▶ **EXERCISE DETAILS**
The answer should be the exact lines from the line containing "Read all visible content and emit it as JSON." through the last line of the material below, with no pictures.
BEGIN INPUT DATA
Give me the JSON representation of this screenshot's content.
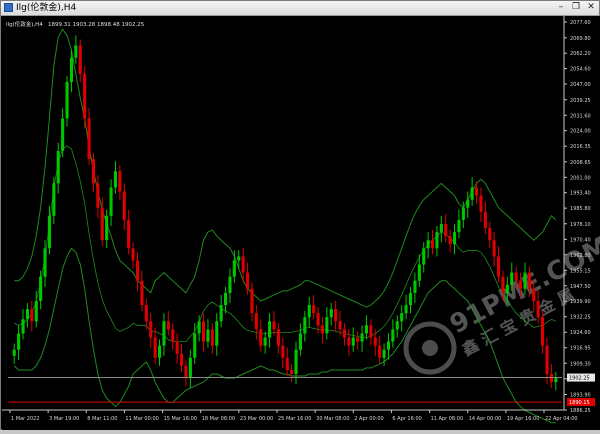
{
  "window": {
    "title": "Ilg(伦敦金),H4",
    "minimize_label": "–",
    "restore_label": "❐",
    "close_label": "✕"
  },
  "info_line": {
    "symbol": "Ilg(伦敦金),H4",
    "ohlc": "1899.31 1903.28 1898.48 1902.25"
  },
  "watermark": {
    "line1": "91PME.COM",
    "line2": "鑫 汇 宝 贵 金 属"
  },
  "colors": {
    "background": "#000000",
    "bull_candle": "#00c800",
    "bear_candle": "#e00000",
    "bands": "#1f8a1f",
    "grid_axis": "#c8c8c8",
    "bid_line": "#8a8a8a",
    "ask_line": "#e00000"
  },
  "icons": {
    "app": "chart-window-icon"
  },
  "chart_data": {
    "type": "candlestick",
    "price_levels": [
      "2077.60",
      "2069.80",
      "2062.20",
      "2054.60",
      "2047.00",
      "2039.25",
      "2031.60",
      "2024.00",
      "2016.35",
      "2008.65",
      "2001.00",
      "1993.40",
      "1985.80",
      "1978.10",
      "1970.40",
      "1962.80",
      "1955.15",
      "1947.50",
      "1939.90",
      "1932.25",
      "1924.60",
      "1916.95",
      "1909.30",
      "1901.60",
      "1893.90",
      "1886.25"
    ],
    "time_labels": [
      "1 Mar 2022",
      "3 Mar 19:00",
      "8 Mar 11:00",
      "11 Mar 00:00",
      "15 Mar 16:00",
      "18 Mar 08:00",
      "23 Mar 00:00",
      "25 Mar 16:00",
      "30 Mar 08:00",
      "2 Apr 00:00",
      "6 Apr 16:00",
      "11 Apr 08:00",
      "14 Apr 00:00",
      "19 Apr 16:00",
      "22 Apr 04:00"
    ],
    "bid_label": "1902.25",
    "ask_label": "1890.15",
    "closes": [
      1916,
      1924,
      1931,
      1936,
      1930,
      1940,
      1952,
      1966,
      1982,
      1998,
      2014,
      2030,
      2048,
      2060,
      2066,
      2052,
      2030,
      2010,
      1998,
      1986,
      1970,
      1982,
      1996,
      2004,
      1994,
      1980,
      1966,
      1960,
      1950,
      1938,
      1930,
      1922,
      1912,
      1918,
      1930,
      1926,
      1920,
      1914,
      1908,
      1902,
      1912,
      1924,
      1930,
      1920,
      1926,
      1918,
      1930,
      1938,
      1944,
      1952,
      1960,
      1962,
      1954,
      1946,
      1934,
      1926,
      1918,
      1922,
      1930,
      1926,
      1918,
      1912,
      1906,
      1904,
      1916,
      1924,
      1932,
      1938,
      1934,
      1928,
      1924,
      1932,
      1936,
      1930,
      1926,
      1922,
      1918,
      1922,
      1920,
      1924,
      1928,
      1922,
      1918,
      1912,
      1916,
      1920,
      1926,
      1930,
      1934,
      1938,
      1944,
      1950,
      1958,
      1966,
      1970,
      1966,
      1974,
      1978,
      1972,
      1968,
      1974,
      1980,
      1986,
      1990,
      1996,
      1992,
      1984,
      1976,
      1970,
      1962,
      1952,
      1944,
      1948,
      1954,
      1950,
      1946,
      1954,
      1946,
      1940,
      1932,
      1918,
      1904,
      1900,
      1902
    ],
    "upper_band": [
      1950,
      1950,
      1952,
      1956,
      1962,
      1972,
      1986,
      2006,
      2030,
      2056,
      2070,
      2074,
      2071,
      2064,
      2052,
      2040,
      2030,
      2016,
      2004,
      1994,
      1985,
      1978,
      1972,
      1965,
      1960,
      1958,
      1956,
      1954,
      1950,
      1948,
      1946,
      1944,
      1950,
      1952,
      1954,
      1952,
      1950,
      1948,
      1946,
      1944,
      1948,
      1952,
      1960,
      1970,
      1974,
      1975,
      1972,
      1970,
      1968,
      1966,
      1962,
      1956,
      1950,
      1946,
      1944,
      1942,
      1940,
      1941,
      1942,
      1943,
      1944,
      1945,
      1945,
      1946,
      1947,
      1948,
      1950,
      1950,
      1949,
      1948,
      1947,
      1946,
      1945,
      1944,
      1943,
      1942,
      1941,
      1940,
      1939,
      1938,
      1937,
      1938,
      1940,
      1942,
      1945,
      1949,
      1954,
      1960,
      1966,
      1972,
      1978,
      1983,
      1987,
      1990,
      1992,
      1994,
      1996,
      1998,
      1996,
      1994,
      1992,
      1988,
      1986,
      1990,
      1994,
      1998,
      2000,
      1998,
      1994,
      1990,
      1986,
      1984,
      1982,
      1980,
      1978,
      1976,
      1974,
      1972,
      1970,
      1972,
      1974,
      1978,
      1982,
      1980
    ],
    "lower_band": [
      1908,
      1906,
      1906,
      1906,
      1906,
      1908,
      1912,
      1918,
      1926,
      1936,
      1946,
      1956,
      1962,
      1966,
      1964,
      1958,
      1946,
      1930,
      1916,
      1904,
      1896,
      1892,
      1890,
      1888,
      1890,
      1894,
      1898,
      1904,
      1906,
      1908,
      1910,
      1906,
      1900,
      1896,
      1892,
      1890,
      1890,
      1892,
      1894,
      1896,
      1897,
      1898,
      1899,
      1900,
      1902,
      1904,
      1904,
      1903,
      1902,
      1902,
      1902,
      1903,
      1904,
      1905,
      1906,
      1907,
      1908,
      1907,
      1906,
      1906,
      1905,
      1904,
      1904,
      1903,
      1903,
      1903,
      1903,
      1904,
      1904,
      1904,
      1905,
      1905,
      1906,
      1906,
      1906,
      1906,
      1906,
      1906,
      1906,
      1906,
      1907,
      1907,
      1908,
      1909,
      1910,
      1912,
      1914,
      1917,
      1920,
      1924,
      1928,
      1932,
      1936,
      1940,
      1944,
      1946,
      1948,
      1950,
      1950,
      1948,
      1946,
      1944,
      1942,
      1940,
      1936,
      1932,
      1928,
      1924,
      1920,
      1914,
      1908,
      1902,
      1898,
      1894,
      1890,
      1888,
      1886,
      1885,
      1884,
      1883,
      1882,
      1881,
      1880,
      1880
    ]
  }
}
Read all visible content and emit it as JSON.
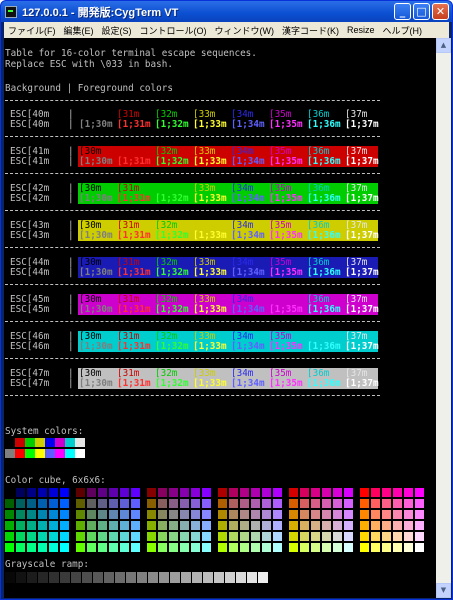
{
  "window": {
    "title": "127.0.0.1 - 開発版:CygTerm VT",
    "minimize": "_",
    "maximize": "□",
    "close": "✕"
  },
  "menu": [
    "ファイル(F)",
    "編集(E)",
    "設定(S)",
    "コントロール(O)",
    "ウィンドウ(W)",
    "漢字コード(K)",
    "Resize",
    "ヘルプ(H)"
  ],
  "terminal": {
    "intro1": "Table for 16-color terminal escape sequences.",
    "intro2": "Replace ESC with \\033 in bash.",
    "header": "Background | Foreground colors",
    "separator": "--------------------------------------------------------------",
    "system_colors_label": "System colors:",
    "color_cube_label": "Color cube, 6x6x6:",
    "grayscale_label": "Grayscale ramp:"
  },
  "table_rows": [
    {
      "label1": "ESC[40m",
      "label2": "ESC[40m",
      "bg": "#000000"
    },
    {
      "label1": "ESC[41m",
      "label2": "ESC[41m",
      "bg": "#cd0000"
    },
    {
      "label1": "ESC[42m",
      "label2": "ESC[42m",
      "bg": "#00cd00"
    },
    {
      "label1": "ESC[43m",
      "label2": "ESC[43m",
      "bg": "#cdcd00"
    },
    {
      "label1": "ESC[44m",
      "label2": "ESC[44m",
      "bg": "#1a1ab4"
    },
    {
      "label1": "ESC[45m",
      "label2": "ESC[45m",
      "bg": "#cd00cd"
    },
    {
      "label1": "ESC[46m",
      "label2": "ESC[46m",
      "bg": "#00cdcd"
    },
    {
      "label1": "ESC[47m",
      "label2": "ESC[47m",
      "bg": "#c0c0c0"
    }
  ],
  "fg_codes_normal": [
    "[30m",
    "[31m",
    "[32m",
    "[33m",
    "[34m",
    "[35m",
    "[36m",
    "[37m"
  ],
  "fg_codes_bold": [
    "[1;30m",
    "[1;31m",
    "[1;32m",
    "[1;33m",
    "[1;34m",
    "[1;35m",
    "[1;36m",
    "[1;37m"
  ],
  "fg_colors_normal": [
    "#000000",
    "#cd0000",
    "#00cd00",
    "#cdcd00",
    "#2a2aee",
    "#cd00cd",
    "#00cdcd",
    "#e5e5e5"
  ],
  "fg_colors_bold": [
    "#7f7f7f",
    "#ff3030",
    "#30ff30",
    "#ffff30",
    "#6060ff",
    "#ff30ff",
    "#30ffff",
    "#ffffff"
  ],
  "system_colors_top": [
    "#000000",
    "#cd0000",
    "#00cd00",
    "#cdcd00",
    "#0000ee",
    "#cd00cd",
    "#00cdcd",
    "#e5e5e5"
  ],
  "system_colors_bottom": [
    "#7f7f7f",
    "#ff0000",
    "#00ff00",
    "#ffff00",
    "#5c5cff",
    "#ff00ff",
    "#00ffff",
    "#ffffff"
  ]
}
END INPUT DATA
▶ **WRITTEN SOLUTION**
Read all visible content and emit it as JSON.
{
  "window": {
    "title": "127.0.0.1 - 開発版:CygTerm VT",
    "minimize": "_",
    "maximize": "□",
    "close": "✕"
  },
  "menu": [
    "ファイル(F)",
    "編集(E)",
    "設定(S)",
    "コントロール(O)",
    "ウィンドウ(W)",
    "漢字コード(K)",
    "Resize",
    "ヘルプ(H)"
  ],
  "terminal": {
    "intro1": "Table for 16-color terminal escape sequences.",
    "intro2": "Replace ESC with \\033 in bash.",
    "header": "Background | Foreground colors",
    "separator": "--------------------------------------------------------------",
    "system_colors_label": "System colors:",
    "color_cube_label": "Color cube, 6x6x6:",
    "grayscale_label": "Grayscale ramp:"
  },
  "table_rows": [
    {
      "label1": "ESC[40m",
      "label2": "ESC[40m",
      "bg": "#000000"
    },
    {
      "label1": "ESC[41m",
      "label2": "ESC[41m",
      "bg": "#cd0000"
    },
    {
      "label1": "ESC[42m",
      "label2": "ESC[42m",
      "bg": "#00cd00"
    },
    {
      "label1": "ESC[43m",
      "label2": "ESC[43m",
      "bg": "#cdcd00"
    },
    {
      "label1": "ESC[44m",
      "label2": "ESC[44m",
      "bg": "#1a1ab4"
    },
    {
      "label1": "ESC[45m",
      "label2": "ESC[45m",
      "bg": "#cd00cd"
    },
    {
      "label1": "ESC[46m",
      "label2": "ESC[46m",
      "bg": "#00cdcd"
    },
    {
      "label1": "ESC[47m",
      "label2": "ESC[47m",
      "bg": "#c0c0c0"
    }
  ],
  "fg_codes_normal": [
    "[30m",
    "[31m",
    "[32m",
    "[33m",
    "[34m",
    "[35m",
    "[36m",
    "[37m"
  ],
  "fg_codes_bold": [
    "[1;30m",
    "[1;31m",
    "[1;32m",
    "[1;33m",
    "[1;34m",
    "[1;35m",
    "[1;36m",
    "[1;37m"
  ],
  "fg_colors_normal": [
    "#000000",
    "#cd0000",
    "#00cd00",
    "#cdcd00",
    "#2a2aee",
    "#cd00cd",
    "#00cdcd",
    "#e5e5e5"
  ],
  "fg_colors_bold": [
    "#7f7f7f",
    "#ff3030",
    "#30ff30",
    "#ffff30",
    "#6060ff",
    "#ff30ff",
    "#30ffff",
    "#ffffff"
  ],
  "system_colors_top": [
    "#000000",
    "#cd0000",
    "#00cd00",
    "#cdcd00",
    "#0000ee",
    "#cd00cd",
    "#00cdcd",
    "#e5e5e5"
  ],
  "system_colors_bottom": [
    "#7f7f7f",
    "#ff0000",
    "#00ff00",
    "#ffff00",
    "#5c5cff",
    "#ff00ff",
    "#00ffff",
    "#ffffff"
  ]
}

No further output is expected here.